▶ [Problem requirements]: In the records, each line holding "Подключить" must be reported.

[Items from a data source]
★ ★ ★ ★ ★ ★ ★

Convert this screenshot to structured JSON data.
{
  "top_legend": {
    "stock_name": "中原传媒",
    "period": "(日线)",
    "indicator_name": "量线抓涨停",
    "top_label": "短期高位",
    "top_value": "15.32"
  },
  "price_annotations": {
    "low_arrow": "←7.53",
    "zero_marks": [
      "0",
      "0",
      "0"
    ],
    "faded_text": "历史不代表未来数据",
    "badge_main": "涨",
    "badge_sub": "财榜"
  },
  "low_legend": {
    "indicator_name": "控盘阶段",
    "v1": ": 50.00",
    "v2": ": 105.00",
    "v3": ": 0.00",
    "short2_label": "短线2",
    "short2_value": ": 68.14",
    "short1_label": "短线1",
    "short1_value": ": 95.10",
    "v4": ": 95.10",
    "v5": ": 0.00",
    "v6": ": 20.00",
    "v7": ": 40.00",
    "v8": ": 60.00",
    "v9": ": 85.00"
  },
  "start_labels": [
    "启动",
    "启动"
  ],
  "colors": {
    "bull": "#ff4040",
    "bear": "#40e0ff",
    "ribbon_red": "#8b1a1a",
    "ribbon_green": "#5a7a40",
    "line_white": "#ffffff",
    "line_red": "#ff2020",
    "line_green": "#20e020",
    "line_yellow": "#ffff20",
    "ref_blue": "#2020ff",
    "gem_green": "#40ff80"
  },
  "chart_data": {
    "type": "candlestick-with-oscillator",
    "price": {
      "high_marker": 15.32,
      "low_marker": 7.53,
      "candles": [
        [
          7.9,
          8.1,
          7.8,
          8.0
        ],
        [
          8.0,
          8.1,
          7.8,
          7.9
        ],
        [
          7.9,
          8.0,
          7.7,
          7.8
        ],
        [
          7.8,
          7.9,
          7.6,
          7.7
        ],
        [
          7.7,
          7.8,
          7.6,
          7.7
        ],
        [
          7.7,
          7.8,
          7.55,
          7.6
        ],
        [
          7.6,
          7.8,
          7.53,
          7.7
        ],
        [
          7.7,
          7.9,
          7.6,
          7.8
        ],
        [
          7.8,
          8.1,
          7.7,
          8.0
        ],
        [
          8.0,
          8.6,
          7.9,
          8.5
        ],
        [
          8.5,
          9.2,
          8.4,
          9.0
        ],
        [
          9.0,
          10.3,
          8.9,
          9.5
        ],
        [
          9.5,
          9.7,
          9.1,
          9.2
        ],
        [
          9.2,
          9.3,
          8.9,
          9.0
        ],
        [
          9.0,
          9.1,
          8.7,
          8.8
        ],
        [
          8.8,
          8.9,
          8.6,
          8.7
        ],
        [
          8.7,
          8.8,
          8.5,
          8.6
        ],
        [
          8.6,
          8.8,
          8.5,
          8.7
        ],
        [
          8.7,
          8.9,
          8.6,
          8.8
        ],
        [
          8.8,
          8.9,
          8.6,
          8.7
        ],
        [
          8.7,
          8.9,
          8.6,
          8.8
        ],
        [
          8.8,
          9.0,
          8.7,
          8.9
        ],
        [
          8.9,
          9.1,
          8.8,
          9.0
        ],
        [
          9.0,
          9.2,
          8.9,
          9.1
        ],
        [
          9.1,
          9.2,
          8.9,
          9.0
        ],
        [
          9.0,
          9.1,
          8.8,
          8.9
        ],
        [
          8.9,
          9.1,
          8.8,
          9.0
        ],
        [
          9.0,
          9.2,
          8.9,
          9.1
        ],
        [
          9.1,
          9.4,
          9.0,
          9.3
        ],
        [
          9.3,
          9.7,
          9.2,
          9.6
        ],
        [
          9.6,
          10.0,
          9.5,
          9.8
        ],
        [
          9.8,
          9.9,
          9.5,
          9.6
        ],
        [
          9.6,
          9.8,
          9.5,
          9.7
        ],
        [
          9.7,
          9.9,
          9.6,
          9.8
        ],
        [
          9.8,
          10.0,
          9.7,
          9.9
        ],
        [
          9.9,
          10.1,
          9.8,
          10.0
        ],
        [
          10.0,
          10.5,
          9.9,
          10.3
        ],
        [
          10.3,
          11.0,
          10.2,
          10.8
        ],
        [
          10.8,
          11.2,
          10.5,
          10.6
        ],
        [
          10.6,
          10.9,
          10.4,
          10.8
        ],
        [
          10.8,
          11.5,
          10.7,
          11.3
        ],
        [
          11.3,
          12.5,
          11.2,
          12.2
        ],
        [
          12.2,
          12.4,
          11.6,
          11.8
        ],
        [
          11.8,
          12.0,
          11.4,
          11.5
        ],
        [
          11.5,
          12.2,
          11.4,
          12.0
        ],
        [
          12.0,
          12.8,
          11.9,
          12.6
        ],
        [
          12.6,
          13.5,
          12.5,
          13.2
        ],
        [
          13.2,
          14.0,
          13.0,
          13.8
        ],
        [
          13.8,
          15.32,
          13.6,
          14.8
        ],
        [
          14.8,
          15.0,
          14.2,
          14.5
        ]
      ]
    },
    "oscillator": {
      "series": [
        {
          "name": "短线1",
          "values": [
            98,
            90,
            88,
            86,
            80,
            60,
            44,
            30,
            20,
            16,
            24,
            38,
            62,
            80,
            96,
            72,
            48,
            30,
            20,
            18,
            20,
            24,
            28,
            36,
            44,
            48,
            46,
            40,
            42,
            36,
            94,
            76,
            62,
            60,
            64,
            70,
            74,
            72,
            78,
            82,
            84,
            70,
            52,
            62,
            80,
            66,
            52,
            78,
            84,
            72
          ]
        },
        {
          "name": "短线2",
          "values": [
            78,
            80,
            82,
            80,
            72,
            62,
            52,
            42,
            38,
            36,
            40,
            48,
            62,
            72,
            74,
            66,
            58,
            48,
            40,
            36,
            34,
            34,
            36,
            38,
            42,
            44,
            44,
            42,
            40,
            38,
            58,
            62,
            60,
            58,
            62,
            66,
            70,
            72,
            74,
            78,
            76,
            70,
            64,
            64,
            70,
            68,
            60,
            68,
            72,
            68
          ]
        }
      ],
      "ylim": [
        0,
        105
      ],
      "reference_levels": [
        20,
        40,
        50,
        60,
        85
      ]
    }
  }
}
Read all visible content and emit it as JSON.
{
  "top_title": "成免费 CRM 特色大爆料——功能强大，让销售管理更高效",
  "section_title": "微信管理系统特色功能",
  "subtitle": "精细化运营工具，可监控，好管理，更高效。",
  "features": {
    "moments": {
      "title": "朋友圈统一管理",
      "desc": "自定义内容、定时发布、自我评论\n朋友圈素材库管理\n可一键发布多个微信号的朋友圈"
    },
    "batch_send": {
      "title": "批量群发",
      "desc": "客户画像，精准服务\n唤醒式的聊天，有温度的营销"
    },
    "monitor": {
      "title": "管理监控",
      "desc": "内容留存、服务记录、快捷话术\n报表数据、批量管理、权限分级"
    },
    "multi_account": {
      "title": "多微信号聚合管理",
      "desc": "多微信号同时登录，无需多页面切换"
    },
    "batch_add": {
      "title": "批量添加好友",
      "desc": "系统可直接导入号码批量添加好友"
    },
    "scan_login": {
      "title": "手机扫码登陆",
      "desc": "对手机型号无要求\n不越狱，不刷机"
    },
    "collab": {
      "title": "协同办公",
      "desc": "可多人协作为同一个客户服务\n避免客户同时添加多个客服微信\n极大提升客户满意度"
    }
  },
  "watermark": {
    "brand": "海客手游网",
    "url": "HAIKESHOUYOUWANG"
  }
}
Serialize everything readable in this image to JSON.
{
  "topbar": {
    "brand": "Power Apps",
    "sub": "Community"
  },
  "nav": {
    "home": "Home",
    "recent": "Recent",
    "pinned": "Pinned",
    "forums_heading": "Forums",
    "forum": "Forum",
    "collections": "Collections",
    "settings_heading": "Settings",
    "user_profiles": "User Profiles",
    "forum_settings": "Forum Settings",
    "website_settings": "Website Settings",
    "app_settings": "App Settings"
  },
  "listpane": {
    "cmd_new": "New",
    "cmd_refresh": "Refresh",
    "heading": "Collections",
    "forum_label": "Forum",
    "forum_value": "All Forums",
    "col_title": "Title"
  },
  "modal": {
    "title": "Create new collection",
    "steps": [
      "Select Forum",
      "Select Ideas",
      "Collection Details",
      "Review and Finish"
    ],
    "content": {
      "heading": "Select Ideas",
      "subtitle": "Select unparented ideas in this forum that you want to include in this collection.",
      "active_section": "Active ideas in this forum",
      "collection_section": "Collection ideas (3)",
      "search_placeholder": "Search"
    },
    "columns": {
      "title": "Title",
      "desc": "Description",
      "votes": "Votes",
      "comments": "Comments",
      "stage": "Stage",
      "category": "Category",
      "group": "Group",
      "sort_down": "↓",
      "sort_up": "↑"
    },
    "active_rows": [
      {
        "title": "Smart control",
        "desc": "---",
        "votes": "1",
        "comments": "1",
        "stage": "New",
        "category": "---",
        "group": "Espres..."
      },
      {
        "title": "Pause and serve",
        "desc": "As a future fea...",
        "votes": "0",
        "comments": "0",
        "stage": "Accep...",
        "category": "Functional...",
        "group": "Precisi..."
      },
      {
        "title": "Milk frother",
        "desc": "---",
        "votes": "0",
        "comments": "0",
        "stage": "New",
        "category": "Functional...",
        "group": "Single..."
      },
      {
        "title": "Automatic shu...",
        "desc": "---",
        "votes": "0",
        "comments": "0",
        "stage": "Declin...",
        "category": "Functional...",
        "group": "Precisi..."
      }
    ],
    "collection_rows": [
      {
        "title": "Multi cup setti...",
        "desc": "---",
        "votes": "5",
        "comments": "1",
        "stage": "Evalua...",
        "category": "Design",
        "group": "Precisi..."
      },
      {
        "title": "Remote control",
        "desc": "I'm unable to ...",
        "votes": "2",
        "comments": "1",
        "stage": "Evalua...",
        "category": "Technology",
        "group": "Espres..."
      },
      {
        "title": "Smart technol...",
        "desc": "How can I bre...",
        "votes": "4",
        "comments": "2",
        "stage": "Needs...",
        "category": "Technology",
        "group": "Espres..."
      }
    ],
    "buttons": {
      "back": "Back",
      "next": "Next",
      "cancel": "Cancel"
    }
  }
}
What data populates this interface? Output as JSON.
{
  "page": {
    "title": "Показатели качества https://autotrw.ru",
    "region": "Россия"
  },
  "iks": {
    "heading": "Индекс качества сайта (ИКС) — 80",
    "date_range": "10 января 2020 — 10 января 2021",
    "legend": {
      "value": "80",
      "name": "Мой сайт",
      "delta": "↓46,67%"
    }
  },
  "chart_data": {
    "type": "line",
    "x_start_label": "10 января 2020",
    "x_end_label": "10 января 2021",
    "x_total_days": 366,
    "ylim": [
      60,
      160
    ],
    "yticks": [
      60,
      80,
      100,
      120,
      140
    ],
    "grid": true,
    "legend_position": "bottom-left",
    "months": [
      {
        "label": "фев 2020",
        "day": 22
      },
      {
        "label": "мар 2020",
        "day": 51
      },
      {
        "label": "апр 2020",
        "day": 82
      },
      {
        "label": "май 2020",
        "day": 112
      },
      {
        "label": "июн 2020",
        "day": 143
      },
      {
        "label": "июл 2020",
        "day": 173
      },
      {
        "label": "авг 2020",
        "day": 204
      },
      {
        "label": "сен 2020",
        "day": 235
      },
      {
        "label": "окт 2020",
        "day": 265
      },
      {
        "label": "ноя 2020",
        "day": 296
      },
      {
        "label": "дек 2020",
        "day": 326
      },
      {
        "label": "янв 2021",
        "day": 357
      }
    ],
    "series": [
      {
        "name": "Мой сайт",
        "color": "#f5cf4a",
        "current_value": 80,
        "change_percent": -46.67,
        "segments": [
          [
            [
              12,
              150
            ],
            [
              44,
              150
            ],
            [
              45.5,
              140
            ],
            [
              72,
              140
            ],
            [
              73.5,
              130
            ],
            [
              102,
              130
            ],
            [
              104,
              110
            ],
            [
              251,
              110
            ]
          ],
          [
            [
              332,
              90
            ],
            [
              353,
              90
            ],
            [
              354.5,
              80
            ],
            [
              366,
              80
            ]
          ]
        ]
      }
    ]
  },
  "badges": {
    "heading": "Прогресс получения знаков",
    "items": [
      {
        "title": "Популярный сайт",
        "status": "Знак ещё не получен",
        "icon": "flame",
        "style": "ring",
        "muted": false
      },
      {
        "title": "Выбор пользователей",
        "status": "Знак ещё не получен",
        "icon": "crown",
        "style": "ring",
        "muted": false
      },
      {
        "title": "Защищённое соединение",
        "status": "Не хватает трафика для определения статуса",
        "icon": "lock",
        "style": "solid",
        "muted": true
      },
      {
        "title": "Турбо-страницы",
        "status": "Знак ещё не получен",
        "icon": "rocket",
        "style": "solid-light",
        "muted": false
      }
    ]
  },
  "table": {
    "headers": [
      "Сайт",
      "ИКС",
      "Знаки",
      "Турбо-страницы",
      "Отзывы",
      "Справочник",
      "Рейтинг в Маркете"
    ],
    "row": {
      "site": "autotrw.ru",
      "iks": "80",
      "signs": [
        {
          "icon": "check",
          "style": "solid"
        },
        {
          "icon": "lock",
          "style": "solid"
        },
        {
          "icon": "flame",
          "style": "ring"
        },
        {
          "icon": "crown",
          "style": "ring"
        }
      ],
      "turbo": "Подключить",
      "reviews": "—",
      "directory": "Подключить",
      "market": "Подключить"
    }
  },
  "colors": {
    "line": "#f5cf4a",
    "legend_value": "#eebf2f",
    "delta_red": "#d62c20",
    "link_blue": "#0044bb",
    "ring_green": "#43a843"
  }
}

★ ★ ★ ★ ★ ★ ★

▶ [Response]:
      "turbo": "Подключить",
      "directory": "Подключить",
      "market": "Подключить"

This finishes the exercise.